■ **Data shown**
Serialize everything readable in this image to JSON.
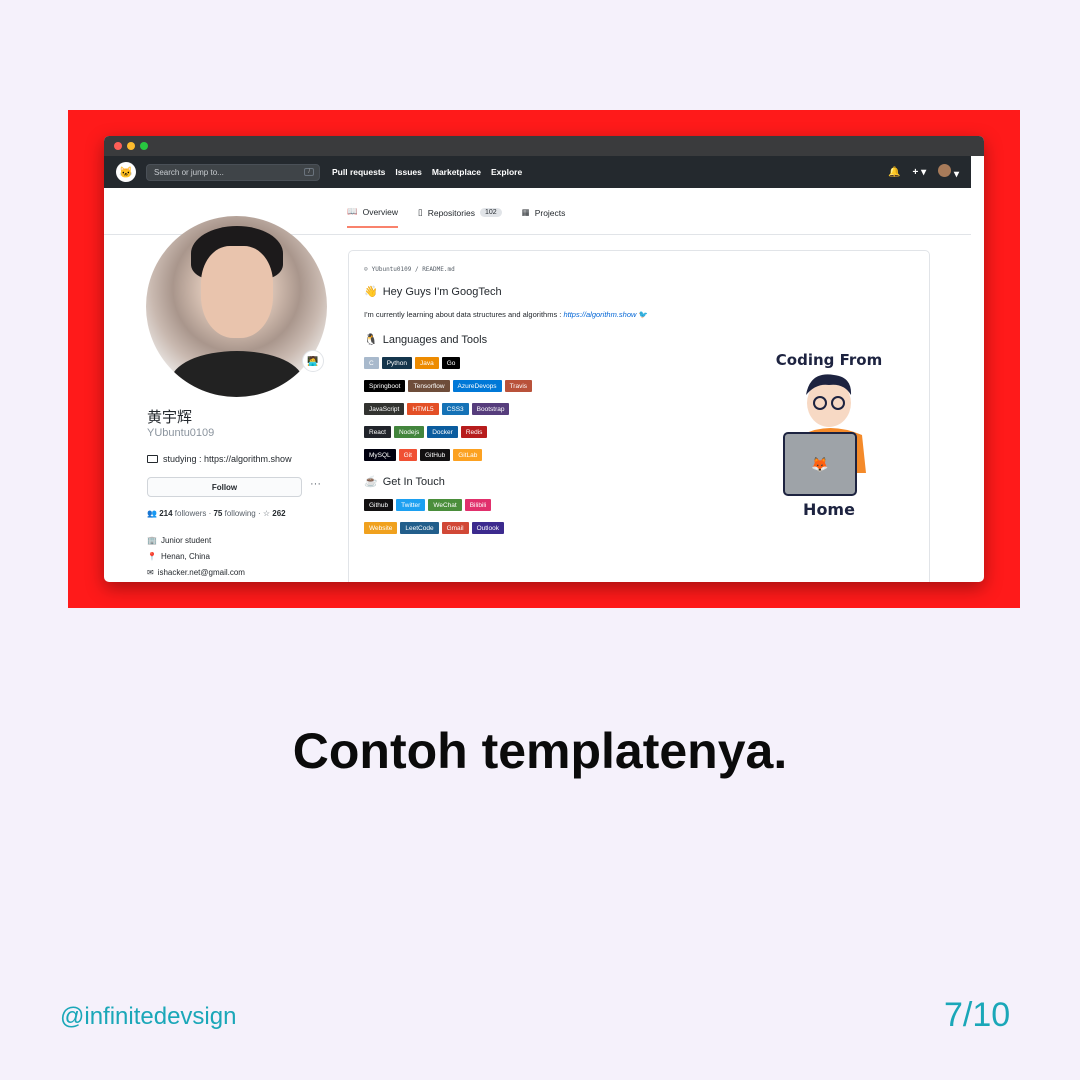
{
  "header": {
    "search_placeholder": "Search or jump to...",
    "search_key": "/",
    "nav": [
      "Pull requests",
      "Issues",
      "Marketplace",
      "Explore"
    ]
  },
  "tabs": {
    "overview": "Overview",
    "repositories": "Repositories",
    "repositories_count": "102",
    "projects": "Projects"
  },
  "profile": {
    "name": "黄宇辉",
    "login": "YUbuntu0109",
    "bio": "studying : https://algorithm.show",
    "follow_label": "Follow",
    "more": "···",
    "followers": "214",
    "followers_label": "followers ·",
    "following": "75",
    "following_label": "following ·",
    "stars": "262",
    "work": "Junior student",
    "location": "Henan, China",
    "email": "ishacker.net@gmail.com"
  },
  "readme": {
    "path": "YUbuntu0109 / README.md",
    "greeting": "Hey Guys I'm GoogTech",
    "learning_text": "I'm currently learning about data structures and algorithms :",
    "learning_link": "https://algorithm.show",
    "languages_heading": "Languages and Tools",
    "contact_heading": "Get In Touch",
    "illustration_top": "Coding From",
    "illustration_bottom": "Home",
    "badge_rows": [
      [
        {
          "label": "C",
          "color": "#a8b9cc"
        },
        {
          "label": "Python",
          "color": "#14354c"
        },
        {
          "label": "Java",
          "color": "#ed8b00"
        },
        {
          "label": "Go",
          "color": "#000000"
        }
      ],
      [
        {
          "label": "Springboot",
          "color": "#000000"
        },
        {
          "label": "Tensorflow",
          "color": "#6e4d3a"
        },
        {
          "label": "AzureDevops",
          "color": "#0078d7"
        },
        {
          "label": "Travis",
          "color": "#b9523a"
        }
      ],
      [
        {
          "label": "JavaScript",
          "color": "#323330"
        },
        {
          "label": "HTML5",
          "color": "#e34f26"
        },
        {
          "label": "CSS3",
          "color": "#1572b6"
        },
        {
          "label": "Bootstrap",
          "color": "#563d7c"
        }
      ],
      [
        {
          "label": "React",
          "color": "#20232a"
        },
        {
          "label": "Nodejs",
          "color": "#43853d"
        },
        {
          "label": "Docker",
          "color": "#0b5c9e"
        },
        {
          "label": "Redis",
          "color": "#b71c1c"
        }
      ],
      [
        {
          "label": "MySQL",
          "color": "#00000f"
        },
        {
          "label": "Git",
          "color": "#f05033"
        },
        {
          "label": "GitHub",
          "color": "#121011"
        },
        {
          "label": "GitLab",
          "color": "#fca121"
        }
      ]
    ],
    "contact_rows": [
      [
        {
          "label": "Github",
          "color": "#121011"
        },
        {
          "label": "Twitter",
          "color": "#1ca0f1"
        },
        {
          "label": "WeChat",
          "color": "#4a8e3b"
        },
        {
          "label": "Bilibili",
          "color": "#e1306c"
        }
      ],
      [
        {
          "label": "Website",
          "color": "#f0a11e"
        },
        {
          "label": "LeetCode",
          "color": "#225e8b"
        },
        {
          "label": "Gmail",
          "color": "#d14836"
        },
        {
          "label": "Outlook",
          "color": "#3c2a8e"
        }
      ]
    ]
  },
  "caption": "Contoh templatenya.",
  "handle": "@infinitedevsign",
  "page_indicator": "7/10"
}
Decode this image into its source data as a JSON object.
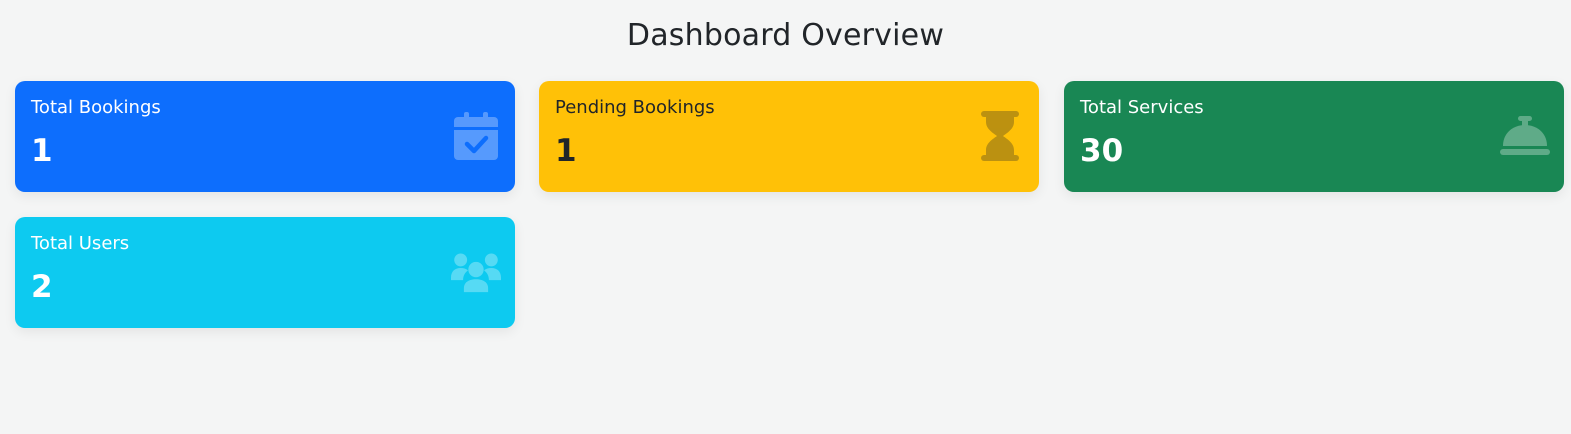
{
  "page": {
    "title": "Dashboard Overview"
  },
  "cards": [
    {
      "label": "Total Bookings",
      "value": "1",
      "icon": "calendar-check-icon",
      "bg": "#0d6efd",
      "fg": "#ffffff",
      "icon_color": "#ffffff"
    },
    {
      "label": "Pending Bookings",
      "value": "1",
      "icon": "hourglass-icon",
      "bg": "#ffc107",
      "fg": "#212529",
      "icon_color": "#212529"
    },
    {
      "label": "Total Services",
      "value": "30",
      "icon": "concierge-bell-icon",
      "bg": "#198754",
      "fg": "#ffffff",
      "icon_color": "#ffffff"
    },
    {
      "label": "Total Users",
      "value": "2",
      "icon": "users-icon",
      "bg": "#0dcaf0",
      "fg": "#ffffff",
      "icon_color": "#ffffff"
    }
  ]
}
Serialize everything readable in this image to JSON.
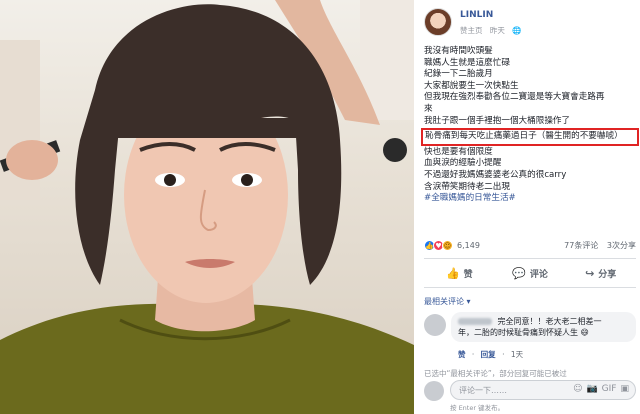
{
  "post": {
    "author": "LINLIN",
    "meta_a": "赞主页",
    "meta_b": "昨天",
    "lines": [
      "我沒有時間吹頭髮",
      "職媽人生就是這麼忙碌",
      "紀錄一下二胎歲月",
      "大家都說要生一次快點生",
      "但我現在強烈奉勸各位二寶還是等大寶會走路再",
      "來",
      "我肚子跟一個手裡抱一個大桶限操作了"
    ],
    "highlight": "恥骨痛到每天吃止痛藥過日子（醫生開的不要嚇唬）",
    "lines_after": [
      "快也是要有個限度",
      "血與淚的經驗小提醒",
      "不過還好我媽媽婆婆老公真的很carry",
      "含淚帶笑期待老二出現"
    ],
    "hashtag": "#全職媽媽的日常生活#"
  },
  "stats": {
    "reactions": "6,149",
    "comments": "77条评论",
    "shares": "3次分享"
  },
  "actions": {
    "like": "赞",
    "comment": "评论",
    "share": "分享"
  },
  "sort_label": "最相关评论",
  "comment": {
    "text_a": "完全同意！！老大老二相差一",
    "text_b": "年，二胎的时候耻骨痛到怀疑人生",
    "like_label": "赞",
    "reply_label": "回复",
    "age": "1天"
  },
  "more_comments": "已选中“最相关评论”，部分回复可能已被过",
  "compose": {
    "placeholder": "评论一下……",
    "hint": "按 Enter 键发布。"
  },
  "icons": [
    "camera-icon",
    "gif-icon",
    "sticker-icon",
    "emoji-icon",
    "like-icon",
    "comment-icon",
    "share-icon"
  ]
}
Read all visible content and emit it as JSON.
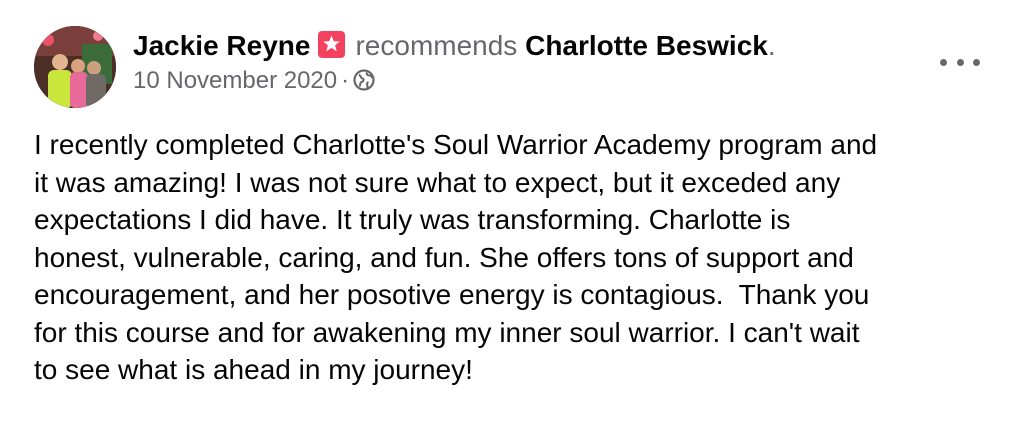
{
  "post": {
    "author": "Jackie Reyne",
    "action": "recommends",
    "target": "Charlotte Beswick",
    "period": ".",
    "date": "10 November 2020",
    "separator": "·",
    "recommend_icon": "star-flag-icon",
    "audience_icon": "globe-icon",
    "more_icon": "more-options-icon",
    "body_lines": [
      "I recently completed Charlotte's Soul Warrior Academy program and",
      "it was amazing! I was not sure what to expect, but it exceded any",
      "expectations I did have. It truly was transforming. Charlotte is",
      "honest, vulnerable, caring, and fun. She offers tons of support and",
      "encouragement, and her posotive energy is contagious.  Thank you",
      "for this course and for awakening my inner soul warrior. I can't wait",
      "to see what is ahead in my journey!"
    ]
  },
  "colors": {
    "primary_text": "#050505",
    "secondary_text": "#65676b",
    "recommend_pink": "#f3425f"
  }
}
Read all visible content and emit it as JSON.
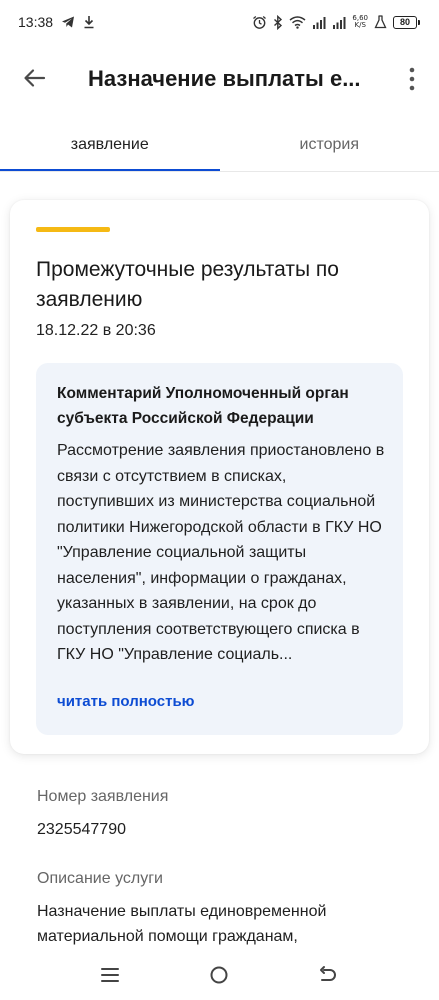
{
  "status_bar": {
    "time": "13:38",
    "network_speed_value": "6,60",
    "network_speed_unit": "K/S",
    "battery": "80",
    "icons": [
      "telegram-icon",
      "download-icon",
      "alarm-icon",
      "bluetooth-icon",
      "wifi-icon",
      "signal-icon",
      "signal-icon",
      "flask-icon"
    ]
  },
  "header": {
    "title": "Назначение выплаты е..."
  },
  "tabs": [
    {
      "label": "заявление",
      "active": true
    },
    {
      "label": "история",
      "active": false
    }
  ],
  "card": {
    "accent_color": "#f5b914",
    "title": "Промежуточные результаты по заявлению",
    "date": "18.12.22 в 20:36",
    "comment": {
      "title": "Комментарий Уполномоченный орган субъекта Российской Федерации",
      "body": "Рассмотрение заявления приостановлено в связи с отсутствием в списках, поступивших из министерства социальной политики Нижегородской области в ГКУ НО \"Управление социальной защиты населения\", информации о гражданах, указанных в заявлении, на срок до поступления соответствующего списка в ГКУ НО \"Управление социаль...",
      "read_more": "читать полностью"
    }
  },
  "details": {
    "number_label": "Номер заявления",
    "number_value": "2325547790",
    "description_label": "Описание услуги",
    "description_value": "Назначение выплаты единовременной материальной помощи гражданам,"
  },
  "colors": {
    "accent_blue": "#0d4cd3",
    "comment_bg": "#f0f4fa"
  }
}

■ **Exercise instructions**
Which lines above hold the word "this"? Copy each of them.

■ **Solution to the exercise**
Serialize everything readable in this image to JSON.
Decode this image into its source data as a JSON object.
Serialize everything readable in this image to JSON.
      "for this course and for awakening my inner soul warrior. I can't wait",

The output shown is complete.